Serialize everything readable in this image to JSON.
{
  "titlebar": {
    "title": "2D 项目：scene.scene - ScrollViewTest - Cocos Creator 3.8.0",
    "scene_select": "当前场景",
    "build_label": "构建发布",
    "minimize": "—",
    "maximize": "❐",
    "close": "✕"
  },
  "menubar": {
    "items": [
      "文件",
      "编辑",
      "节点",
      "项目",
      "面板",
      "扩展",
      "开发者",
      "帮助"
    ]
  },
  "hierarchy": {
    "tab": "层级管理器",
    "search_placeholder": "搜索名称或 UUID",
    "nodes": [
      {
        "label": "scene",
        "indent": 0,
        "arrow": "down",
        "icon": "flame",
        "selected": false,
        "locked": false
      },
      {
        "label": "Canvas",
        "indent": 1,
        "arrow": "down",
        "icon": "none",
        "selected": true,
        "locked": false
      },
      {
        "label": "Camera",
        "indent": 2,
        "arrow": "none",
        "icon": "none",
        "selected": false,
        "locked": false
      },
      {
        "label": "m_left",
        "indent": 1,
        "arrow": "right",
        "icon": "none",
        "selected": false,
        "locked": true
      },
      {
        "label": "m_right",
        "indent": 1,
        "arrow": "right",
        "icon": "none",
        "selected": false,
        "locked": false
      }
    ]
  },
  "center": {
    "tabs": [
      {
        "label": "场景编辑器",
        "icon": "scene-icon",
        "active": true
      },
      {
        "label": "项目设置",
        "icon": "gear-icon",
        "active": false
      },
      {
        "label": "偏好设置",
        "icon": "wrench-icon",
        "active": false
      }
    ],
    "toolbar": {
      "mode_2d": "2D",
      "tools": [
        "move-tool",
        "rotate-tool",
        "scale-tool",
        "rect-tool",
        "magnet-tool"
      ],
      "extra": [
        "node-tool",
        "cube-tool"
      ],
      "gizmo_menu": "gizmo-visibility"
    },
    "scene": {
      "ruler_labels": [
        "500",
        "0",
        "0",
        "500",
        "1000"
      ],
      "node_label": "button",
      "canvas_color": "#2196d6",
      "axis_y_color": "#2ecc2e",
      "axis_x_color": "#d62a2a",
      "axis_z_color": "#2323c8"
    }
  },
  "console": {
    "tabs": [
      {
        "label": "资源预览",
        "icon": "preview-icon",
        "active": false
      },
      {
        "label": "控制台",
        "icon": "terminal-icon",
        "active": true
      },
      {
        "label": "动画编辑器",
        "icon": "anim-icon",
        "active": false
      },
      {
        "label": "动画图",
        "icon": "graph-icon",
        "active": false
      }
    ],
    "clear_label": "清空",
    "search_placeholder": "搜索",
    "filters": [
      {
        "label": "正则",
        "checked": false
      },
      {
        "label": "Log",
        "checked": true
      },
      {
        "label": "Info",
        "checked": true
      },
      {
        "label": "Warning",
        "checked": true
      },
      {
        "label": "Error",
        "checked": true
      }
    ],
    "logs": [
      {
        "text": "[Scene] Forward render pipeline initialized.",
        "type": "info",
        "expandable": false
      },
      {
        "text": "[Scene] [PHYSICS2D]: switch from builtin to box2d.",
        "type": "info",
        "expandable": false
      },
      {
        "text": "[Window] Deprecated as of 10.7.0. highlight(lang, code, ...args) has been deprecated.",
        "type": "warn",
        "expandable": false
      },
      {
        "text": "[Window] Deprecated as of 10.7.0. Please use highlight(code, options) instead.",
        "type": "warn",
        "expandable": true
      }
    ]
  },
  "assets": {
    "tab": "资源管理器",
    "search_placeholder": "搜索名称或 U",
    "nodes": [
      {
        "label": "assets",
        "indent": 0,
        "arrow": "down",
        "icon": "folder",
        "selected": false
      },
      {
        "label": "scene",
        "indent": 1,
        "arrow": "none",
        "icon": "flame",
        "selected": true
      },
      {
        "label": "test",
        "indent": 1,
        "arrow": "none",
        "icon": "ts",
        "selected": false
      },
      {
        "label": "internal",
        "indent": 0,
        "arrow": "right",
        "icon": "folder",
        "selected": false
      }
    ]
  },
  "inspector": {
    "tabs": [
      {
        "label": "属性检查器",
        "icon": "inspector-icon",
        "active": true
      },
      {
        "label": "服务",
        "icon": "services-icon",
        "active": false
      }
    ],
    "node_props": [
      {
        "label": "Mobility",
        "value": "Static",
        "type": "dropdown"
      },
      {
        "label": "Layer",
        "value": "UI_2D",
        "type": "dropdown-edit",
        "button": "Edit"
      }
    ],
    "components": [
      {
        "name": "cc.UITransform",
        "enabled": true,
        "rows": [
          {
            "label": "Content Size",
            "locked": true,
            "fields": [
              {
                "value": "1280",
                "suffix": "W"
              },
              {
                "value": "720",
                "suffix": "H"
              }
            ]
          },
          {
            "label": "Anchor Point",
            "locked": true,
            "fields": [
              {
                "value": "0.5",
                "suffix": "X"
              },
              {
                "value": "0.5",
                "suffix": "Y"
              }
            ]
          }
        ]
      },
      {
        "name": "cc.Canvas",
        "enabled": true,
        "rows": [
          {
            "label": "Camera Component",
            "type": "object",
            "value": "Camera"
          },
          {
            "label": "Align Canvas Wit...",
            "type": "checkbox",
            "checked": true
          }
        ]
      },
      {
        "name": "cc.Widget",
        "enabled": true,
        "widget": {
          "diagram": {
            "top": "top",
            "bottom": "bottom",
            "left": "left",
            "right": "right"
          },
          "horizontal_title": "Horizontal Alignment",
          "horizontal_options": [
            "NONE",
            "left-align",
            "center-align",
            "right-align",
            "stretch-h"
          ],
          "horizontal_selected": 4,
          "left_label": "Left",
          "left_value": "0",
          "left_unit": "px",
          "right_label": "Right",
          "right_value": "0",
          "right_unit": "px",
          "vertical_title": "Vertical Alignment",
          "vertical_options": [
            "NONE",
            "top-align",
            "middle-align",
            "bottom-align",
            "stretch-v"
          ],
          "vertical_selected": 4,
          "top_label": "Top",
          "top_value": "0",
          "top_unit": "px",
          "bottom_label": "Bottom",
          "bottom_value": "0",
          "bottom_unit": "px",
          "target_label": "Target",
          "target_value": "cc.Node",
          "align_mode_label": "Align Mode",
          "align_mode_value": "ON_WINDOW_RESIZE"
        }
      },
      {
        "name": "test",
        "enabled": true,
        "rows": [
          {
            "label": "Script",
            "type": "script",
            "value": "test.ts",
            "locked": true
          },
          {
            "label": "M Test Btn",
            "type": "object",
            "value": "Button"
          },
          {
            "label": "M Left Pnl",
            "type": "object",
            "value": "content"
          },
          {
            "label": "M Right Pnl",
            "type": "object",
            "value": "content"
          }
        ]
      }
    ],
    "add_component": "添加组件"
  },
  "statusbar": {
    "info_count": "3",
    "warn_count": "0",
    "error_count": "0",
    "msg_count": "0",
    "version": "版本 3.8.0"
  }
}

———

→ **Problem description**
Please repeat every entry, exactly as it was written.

→ **Response to this task**
Serialize everything readable in this image to JSON.
{
  "titlebar": {
    "title": "2D 项目：scene.scene - ScrollViewTest - Cocos Creator 3.8.0",
    "scene_select": "当前场景",
    "build_label": "构建发布",
    "minimize": "—",
    "maximize": "❐",
    "close": "✕"
  },
  "menubar": {
    "items": [
      "文件",
      "编辑",
      "节点",
      "项目",
      "面板",
      "扩展",
      "开发者",
      "帮助"
    ]
  },
  "hierarchy": {
    "tab": "层级管理器",
    "search_placeholder": "搜索名称或 UUID",
    "nodes": [
      {
        "label": "scene",
        "indent": 0,
        "arrow": "down",
        "icon": "flame",
        "selected": false,
        "locked": false
      },
      {
        "label": "Canvas",
        "indent": 1,
        "arrow": "down",
        "icon": "none",
        "selected": true,
        "locked": false
      },
      {
        "label": "Camera",
        "indent": 2,
        "arrow": "none",
        "icon": "none",
        "selected": false,
        "locked": false
      },
      {
        "label": "m_left",
        "indent": 1,
        "arrow": "right",
        "icon": "none",
        "selected": false,
        "locked": true
      },
      {
        "label": "m_right",
        "indent": 1,
        "arrow": "right",
        "icon": "none",
        "selected": false,
        "locked": false
      }
    ]
  },
  "center": {
    "tabs": [
      {
        "label": "场景编辑器",
        "icon": "scene-icon",
        "active": true
      },
      {
        "label": "项目设置",
        "icon": "gear-icon",
        "active": false
      },
      {
        "label": "偏好设置",
        "icon": "wrench-icon",
        "active": false
      }
    ],
    "toolbar": {
      "mode_2d": "2D",
      "tools": [
        "move-tool",
        "rotate-tool",
        "scale-tool",
        "rect-tool",
        "magnet-tool"
      ],
      "extra": [
        "node-tool",
        "cube-tool"
      ],
      "gizmo_menu": "gizmo-visibility"
    },
    "scene": {
      "ruler_labels": [
        "500",
        "0",
        "0",
        "500",
        "1000"
      ],
      "node_label": "button",
      "canvas_color": "#2196d6",
      "axis_y_color": "#2ecc2e",
      "axis_x_color": "#d62a2a",
      "axis_z_color": "#2323c8"
    }
  },
  "console": {
    "tabs": [
      {
        "label": "资源预览",
        "icon": "preview-icon",
        "active": false
      },
      {
        "label": "控制台",
        "icon": "terminal-icon",
        "active": true
      },
      {
        "label": "动画编辑器",
        "icon": "anim-icon",
        "active": false
      },
      {
        "label": "动画图",
        "icon": "graph-icon",
        "active": false
      }
    ],
    "clear_label": "清空",
    "search_placeholder": "搜索",
    "filters": [
      {
        "label": "正则",
        "checked": false
      },
      {
        "label": "Log",
        "checked": true
      },
      {
        "label": "Info",
        "checked": true
      },
      {
        "label": "Warning",
        "checked": true
      },
      {
        "label": "Error",
        "checked": true
      }
    ],
    "logs": [
      {
        "text": "[Scene] Forward render pipeline initialized.",
        "type": "info",
        "expandable": false
      },
      {
        "text": "[Scene] [PHYSICS2D]: switch from builtin to box2d.",
        "type": "info",
        "expandable": false
      },
      {
        "text": "[Window] Deprecated as of 10.7.0. highlight(lang, code, ...args) has been deprecated.",
        "type": "warn",
        "expandable": false
      },
      {
        "text": "[Window] Deprecated as of 10.7.0. Please use highlight(code, options) instead.",
        "type": "warn",
        "expandable": true
      }
    ]
  },
  "assets": {
    "tab": "资源管理器",
    "search_placeholder": "搜索名称或 U",
    "nodes": [
      {
        "label": "assets",
        "indent": 0,
        "arrow": "down",
        "icon": "folder",
        "selected": false
      },
      {
        "label": "scene",
        "indent": 1,
        "arrow": "none",
        "icon": "flame",
        "selected": true
      },
      {
        "label": "test",
        "indent": 1,
        "arrow": "none",
        "icon": "ts",
        "selected": false
      },
      {
        "label": "internal",
        "indent": 0,
        "arrow": "right",
        "icon": "folder",
        "selected": false
      }
    ]
  },
  "inspector": {
    "tabs": [
      {
        "label": "属性检查器",
        "icon": "inspector-icon",
        "active": true
      },
      {
        "label": "服务",
        "icon": "services-icon",
        "active": false
      }
    ],
    "node_props": [
      {
        "label": "Mobility",
        "value": "Static",
        "type": "dropdown"
      },
      {
        "label": "Layer",
        "value": "UI_2D",
        "type": "dropdown-edit",
        "button": "Edit"
      }
    ],
    "components": [
      {
        "name": "cc.UITransform",
        "enabled": true,
        "rows": [
          {
            "label": "Content Size",
            "locked": true,
            "fields": [
              {
                "value": "1280",
                "suffix": "W"
              },
              {
                "value": "720",
                "suffix": "H"
              }
            ]
          },
          {
            "label": "Anchor Point",
            "locked": true,
            "fields": [
              {
                "value": "0.5",
                "suffix": "X"
              },
              {
                "value": "0.5",
                "suffix": "Y"
              }
            ]
          }
        ]
      },
      {
        "name": "cc.Canvas",
        "enabled": true,
        "rows": [
          {
            "label": "Camera Component",
            "type": "object",
            "value": "Camera"
          },
          {
            "label": "Align Canvas Wit...",
            "type": "checkbox",
            "checked": true
          }
        ]
      },
      {
        "name": "cc.Widget",
        "enabled": true,
        "widget": {
          "diagram": {
            "top": "top",
            "bottom": "bottom",
            "left": "left",
            "right": "right"
          },
          "horizontal_title": "Horizontal Alignment",
          "horizontal_options": [
            "NONE",
            "left-align",
            "center-align",
            "right-align",
            "stretch-h"
          ],
          "horizontal_selected": 4,
          "left_label": "Left",
          "left_value": "0",
          "left_unit": "px",
          "right_label": "Right",
          "right_value": "0",
          "right_unit": "px",
          "vertical_title": "Vertical Alignment",
          "vertical_options": [
            "NONE",
            "top-align",
            "middle-align",
            "bottom-align",
            "stretch-v"
          ],
          "vertical_selected": 4,
          "top_label": "Top",
          "top_value": "0",
          "top_unit": "px",
          "bottom_label": "Bottom",
          "bottom_value": "0",
          "bottom_unit": "px",
          "target_label": "Target",
          "target_value": "cc.Node",
          "align_mode_label": "Align Mode",
          "align_mode_value": "ON_WINDOW_RESIZE"
        }
      },
      {
        "name": "test",
        "enabled": true,
        "rows": [
          {
            "label": "Script",
            "type": "script",
            "value": "test.ts",
            "locked": true
          },
          {
            "label": "M Test Btn",
            "type": "object",
            "value": "Button"
          },
          {
            "label": "M Left Pnl",
            "type": "object",
            "value": "content"
          },
          {
            "label": "M Right Pnl",
            "type": "object",
            "value": "content"
          }
        ]
      }
    ],
    "add_component": "添加组件"
  },
  "statusbar": {
    "info_count": "3",
    "warn_count": "0",
    "error_count": "0",
    "msg_count": "0",
    "version": "版本 3.8.0"
  }
}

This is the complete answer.